Speeches Shim

In 2010, USAID carried out an Environmental Assessment that analyzed conditions at Danang Airport and evaluated a number of possible dioxin remediation technologies. Thermal desorption treatment was determined to be the most effective and scientifically proven method for destroying dioxin and to have the lowest potential impact on human health and the environment given the specific conditions of the site.
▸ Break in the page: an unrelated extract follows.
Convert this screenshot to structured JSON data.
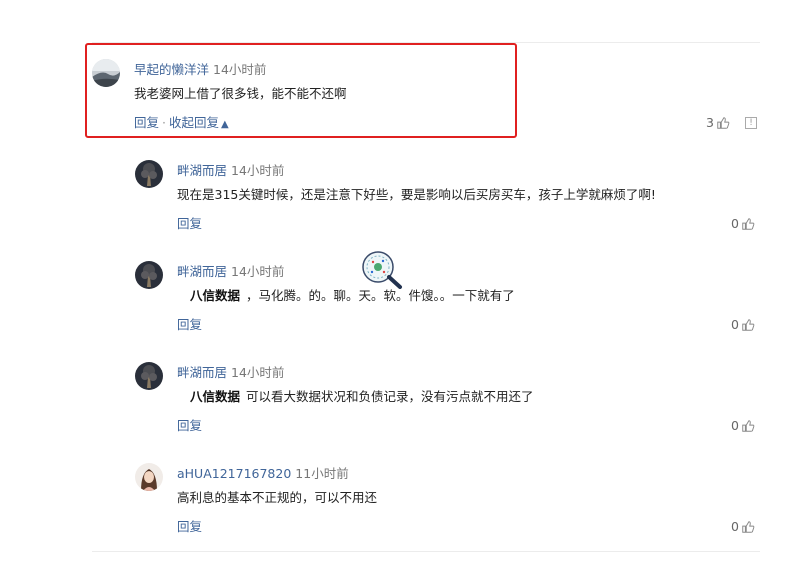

The technology is an innovative dioxin destruction technology that uses conductive heating and vacuum extraction to remediate soil and sediment contaminated with dioxins. The excavated soil and sediment are placed into a completely enclosed above-ground pile structure. Heating rods operating at temperatures of approximately 750 to 800 degrees Celsius (°C) (1400 to 1500 degrees Fahrenheit [°F]) raise the temperature of the entire pile to at least 335°C (635°F).  At that temperature, the molecular bonds holding the dioxin compound together break, causing the dioxin compound to decompose into non-persistent organic and inorganic chemical constituents which are further treated to ensure final discharges comply with strict air and water emission standards.

At Danang, USAID placed contaminated soil and sediment into a pile structure in two phases.  During each phase, USAID contractors heated the soil and sediment at this high temperature for several months to destroy the dioxin. After testing confirmed the soil was no longer contaminated, USAID removed clean soil and sediment from the pile structure and provided it to airport authorities to be used as fill in airport expansion.

From a mass balance calculation performed using detailed Phase II monitoring data, USAID estimates that 99.992% of dioxin in contaminated soil was destroyed or removed by the treatment process. Treated soil had almost undetectable levels of dioxin. The process appears to have destroyed 72.8% of the dioxin through the thermal desorption heating process. The dioxin not thermally destroyed was collected in the filter media of the system’s liquid-vapor treatment plant, primarily in non-aqueous phase liquids (NAPL) (25.7%) and bag filters (1.06%).  USAID shipped these materials for hazardous waste disposal in Europe according to Basel Convention requirements administered by Vietnamese environmental regulatory authorities.

In-Pile Thermal Desorption (IPTD) Animation from the Environmental Remediation of Dioxin Contamination at Danang Airport Project.